**TASK DESCRIPTION**
Work out how many lines below contain "JSON". Provide only the figure.

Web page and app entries
..............................

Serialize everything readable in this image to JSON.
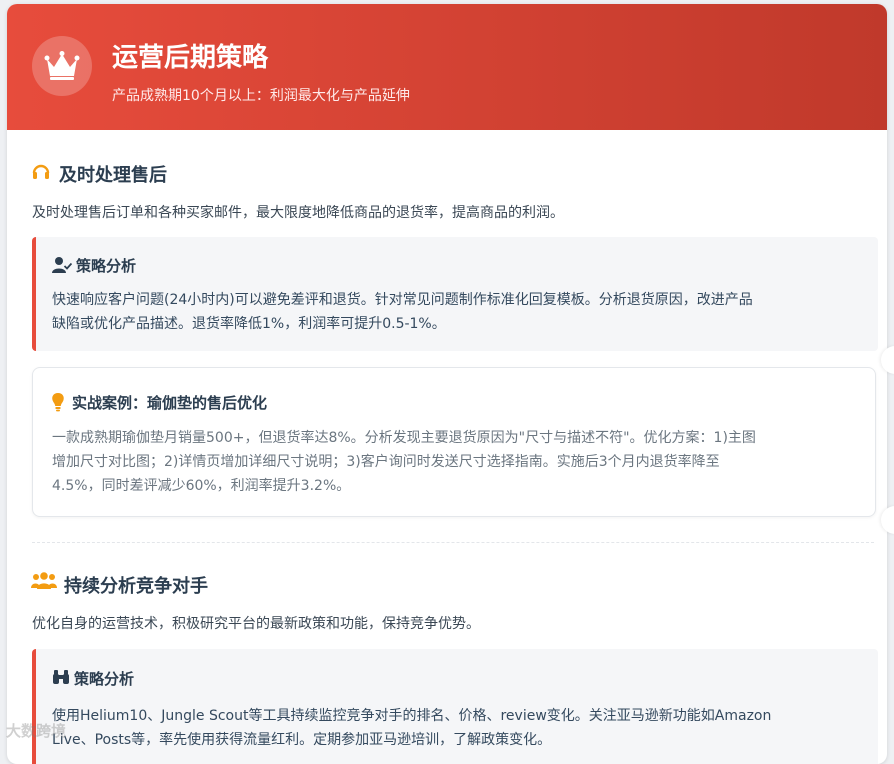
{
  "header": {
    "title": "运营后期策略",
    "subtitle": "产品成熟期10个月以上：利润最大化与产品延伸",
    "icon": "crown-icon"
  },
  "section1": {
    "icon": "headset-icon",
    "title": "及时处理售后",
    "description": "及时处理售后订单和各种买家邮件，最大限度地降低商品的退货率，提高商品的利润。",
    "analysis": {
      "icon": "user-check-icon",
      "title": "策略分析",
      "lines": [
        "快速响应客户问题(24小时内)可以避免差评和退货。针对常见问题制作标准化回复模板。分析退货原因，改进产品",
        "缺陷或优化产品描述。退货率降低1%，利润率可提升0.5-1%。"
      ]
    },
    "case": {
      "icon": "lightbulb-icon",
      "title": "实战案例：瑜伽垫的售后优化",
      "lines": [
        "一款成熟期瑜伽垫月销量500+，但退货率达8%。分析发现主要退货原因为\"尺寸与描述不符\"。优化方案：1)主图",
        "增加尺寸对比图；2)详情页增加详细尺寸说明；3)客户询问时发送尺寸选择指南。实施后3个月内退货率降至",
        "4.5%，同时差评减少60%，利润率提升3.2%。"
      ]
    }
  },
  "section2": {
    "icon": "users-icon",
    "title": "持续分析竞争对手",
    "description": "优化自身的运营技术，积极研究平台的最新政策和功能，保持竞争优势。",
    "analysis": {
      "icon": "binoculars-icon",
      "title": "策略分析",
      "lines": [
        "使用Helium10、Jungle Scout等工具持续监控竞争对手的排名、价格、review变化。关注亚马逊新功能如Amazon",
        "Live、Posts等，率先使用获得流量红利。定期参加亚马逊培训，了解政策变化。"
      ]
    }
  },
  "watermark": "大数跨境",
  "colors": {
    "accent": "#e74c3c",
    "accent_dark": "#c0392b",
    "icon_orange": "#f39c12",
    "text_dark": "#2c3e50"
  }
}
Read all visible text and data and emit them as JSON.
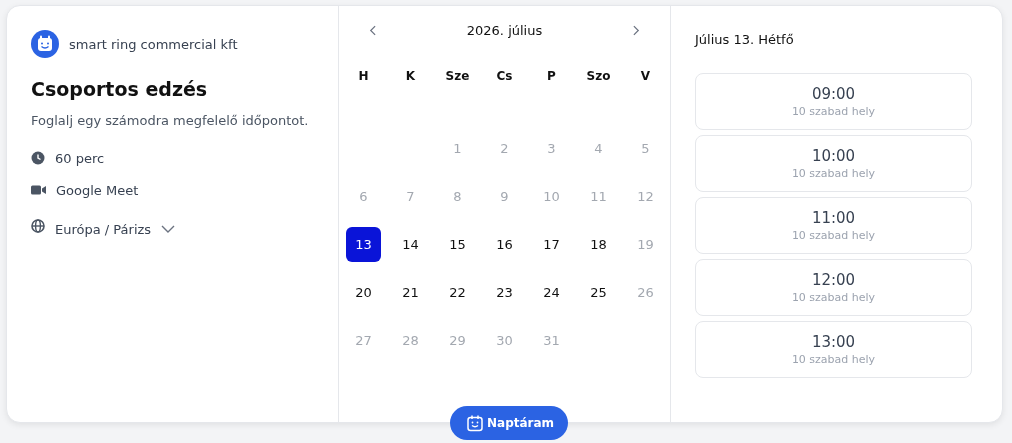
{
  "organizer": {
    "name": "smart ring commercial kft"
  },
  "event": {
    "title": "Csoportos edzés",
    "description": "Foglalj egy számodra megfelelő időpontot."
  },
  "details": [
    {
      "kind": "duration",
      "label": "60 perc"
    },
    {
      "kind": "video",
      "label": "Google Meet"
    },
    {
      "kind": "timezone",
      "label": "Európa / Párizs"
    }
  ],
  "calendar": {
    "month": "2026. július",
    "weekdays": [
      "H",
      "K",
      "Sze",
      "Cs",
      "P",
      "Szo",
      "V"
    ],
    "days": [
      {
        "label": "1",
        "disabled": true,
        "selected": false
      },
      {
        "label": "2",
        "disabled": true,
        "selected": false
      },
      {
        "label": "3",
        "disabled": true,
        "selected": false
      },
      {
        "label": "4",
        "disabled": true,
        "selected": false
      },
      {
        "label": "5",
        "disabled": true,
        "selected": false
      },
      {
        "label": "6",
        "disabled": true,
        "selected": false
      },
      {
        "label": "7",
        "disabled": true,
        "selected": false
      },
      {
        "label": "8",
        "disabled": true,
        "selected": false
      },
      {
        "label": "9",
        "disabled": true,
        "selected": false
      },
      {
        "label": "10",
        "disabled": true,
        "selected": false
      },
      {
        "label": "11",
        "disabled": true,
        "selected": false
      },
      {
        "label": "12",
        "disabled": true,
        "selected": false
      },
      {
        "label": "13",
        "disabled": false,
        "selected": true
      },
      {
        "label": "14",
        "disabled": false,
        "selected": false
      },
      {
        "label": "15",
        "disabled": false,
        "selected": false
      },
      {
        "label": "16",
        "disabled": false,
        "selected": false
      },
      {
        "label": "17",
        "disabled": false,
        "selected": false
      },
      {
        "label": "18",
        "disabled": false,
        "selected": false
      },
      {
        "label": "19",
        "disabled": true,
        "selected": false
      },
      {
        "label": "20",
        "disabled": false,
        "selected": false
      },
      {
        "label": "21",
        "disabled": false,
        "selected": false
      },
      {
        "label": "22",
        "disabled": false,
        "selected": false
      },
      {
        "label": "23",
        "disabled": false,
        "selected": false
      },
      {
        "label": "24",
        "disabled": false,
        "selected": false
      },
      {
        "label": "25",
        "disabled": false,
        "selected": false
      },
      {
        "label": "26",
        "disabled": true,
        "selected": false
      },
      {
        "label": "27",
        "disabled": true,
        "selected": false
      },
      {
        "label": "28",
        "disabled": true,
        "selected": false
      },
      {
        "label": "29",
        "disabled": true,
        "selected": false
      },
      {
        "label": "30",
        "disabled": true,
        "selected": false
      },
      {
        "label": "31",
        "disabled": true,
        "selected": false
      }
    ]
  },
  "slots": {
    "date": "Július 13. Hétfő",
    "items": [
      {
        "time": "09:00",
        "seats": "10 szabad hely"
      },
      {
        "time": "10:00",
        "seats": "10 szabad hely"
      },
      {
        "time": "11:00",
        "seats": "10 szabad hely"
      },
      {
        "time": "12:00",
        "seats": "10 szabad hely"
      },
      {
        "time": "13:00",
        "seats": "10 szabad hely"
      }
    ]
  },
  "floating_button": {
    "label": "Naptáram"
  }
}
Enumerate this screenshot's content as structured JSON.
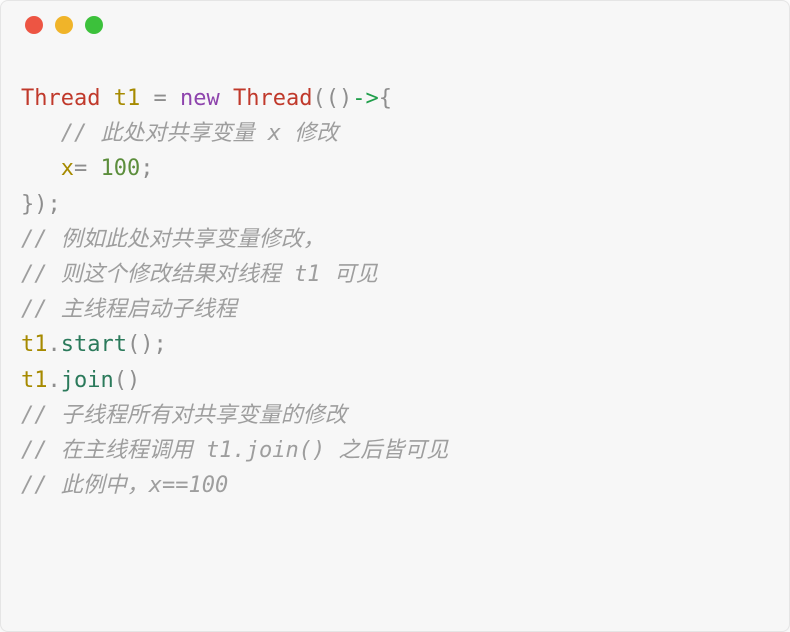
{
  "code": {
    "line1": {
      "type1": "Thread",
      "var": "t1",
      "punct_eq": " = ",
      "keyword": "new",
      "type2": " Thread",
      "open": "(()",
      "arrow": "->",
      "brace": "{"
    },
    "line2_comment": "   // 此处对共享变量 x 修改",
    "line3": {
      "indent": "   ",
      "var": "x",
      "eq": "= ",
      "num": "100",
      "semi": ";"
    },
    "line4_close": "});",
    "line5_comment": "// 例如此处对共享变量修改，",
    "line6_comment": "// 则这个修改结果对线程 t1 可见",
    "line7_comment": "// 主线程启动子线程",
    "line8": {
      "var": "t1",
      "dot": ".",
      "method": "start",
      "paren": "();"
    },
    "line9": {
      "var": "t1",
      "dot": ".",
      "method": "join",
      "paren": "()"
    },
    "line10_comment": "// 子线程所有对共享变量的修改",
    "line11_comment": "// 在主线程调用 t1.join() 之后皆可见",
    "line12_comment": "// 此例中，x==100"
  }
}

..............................

**SOLUTION**
3